━━━━━ Dataset records

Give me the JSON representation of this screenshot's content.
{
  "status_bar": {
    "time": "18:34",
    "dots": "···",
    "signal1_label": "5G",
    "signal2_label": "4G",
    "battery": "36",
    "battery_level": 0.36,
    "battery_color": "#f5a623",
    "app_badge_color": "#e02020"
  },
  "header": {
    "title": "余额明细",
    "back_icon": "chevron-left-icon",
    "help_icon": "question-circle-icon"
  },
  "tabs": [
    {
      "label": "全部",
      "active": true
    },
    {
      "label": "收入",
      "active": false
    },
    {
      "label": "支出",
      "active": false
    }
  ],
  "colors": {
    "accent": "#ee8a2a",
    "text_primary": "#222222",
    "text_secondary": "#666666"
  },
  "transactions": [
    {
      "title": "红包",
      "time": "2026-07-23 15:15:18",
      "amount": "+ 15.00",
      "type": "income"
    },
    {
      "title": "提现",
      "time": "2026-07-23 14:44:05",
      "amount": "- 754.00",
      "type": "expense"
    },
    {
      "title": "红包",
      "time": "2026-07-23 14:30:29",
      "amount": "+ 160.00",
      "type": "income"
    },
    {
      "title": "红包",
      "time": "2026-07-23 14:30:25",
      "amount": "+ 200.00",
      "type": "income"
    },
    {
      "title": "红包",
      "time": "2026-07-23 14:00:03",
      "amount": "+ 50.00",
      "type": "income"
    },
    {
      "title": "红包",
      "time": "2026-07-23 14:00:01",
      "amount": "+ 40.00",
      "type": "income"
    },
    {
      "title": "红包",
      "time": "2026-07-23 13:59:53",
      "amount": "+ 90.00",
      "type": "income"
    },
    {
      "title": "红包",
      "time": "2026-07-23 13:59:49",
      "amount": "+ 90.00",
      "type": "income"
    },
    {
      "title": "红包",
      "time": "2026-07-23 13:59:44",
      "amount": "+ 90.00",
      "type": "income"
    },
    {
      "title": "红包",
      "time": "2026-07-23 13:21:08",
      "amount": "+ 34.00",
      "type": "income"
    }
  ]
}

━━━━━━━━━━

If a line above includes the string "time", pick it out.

Response for this exercise —
    "time": "18:34",
      "time": "2026-07-23 15:15:18",
      "time": "2026-07-23 14:44:05",
      "time": "2026-07-23 14:30:29",
      "time": "2026-07-23 14:30:25",
      "time": "2026-07-23 14:00:03",
      "time": "2026-07-23 14:00:01",
      "time": "2026-07-23 13:59:53",
      "time": "2026-07-23 13:59:49",
      "time": "2026-07-23 13:59:44",
      "time": "2026-07-23 13:21:08",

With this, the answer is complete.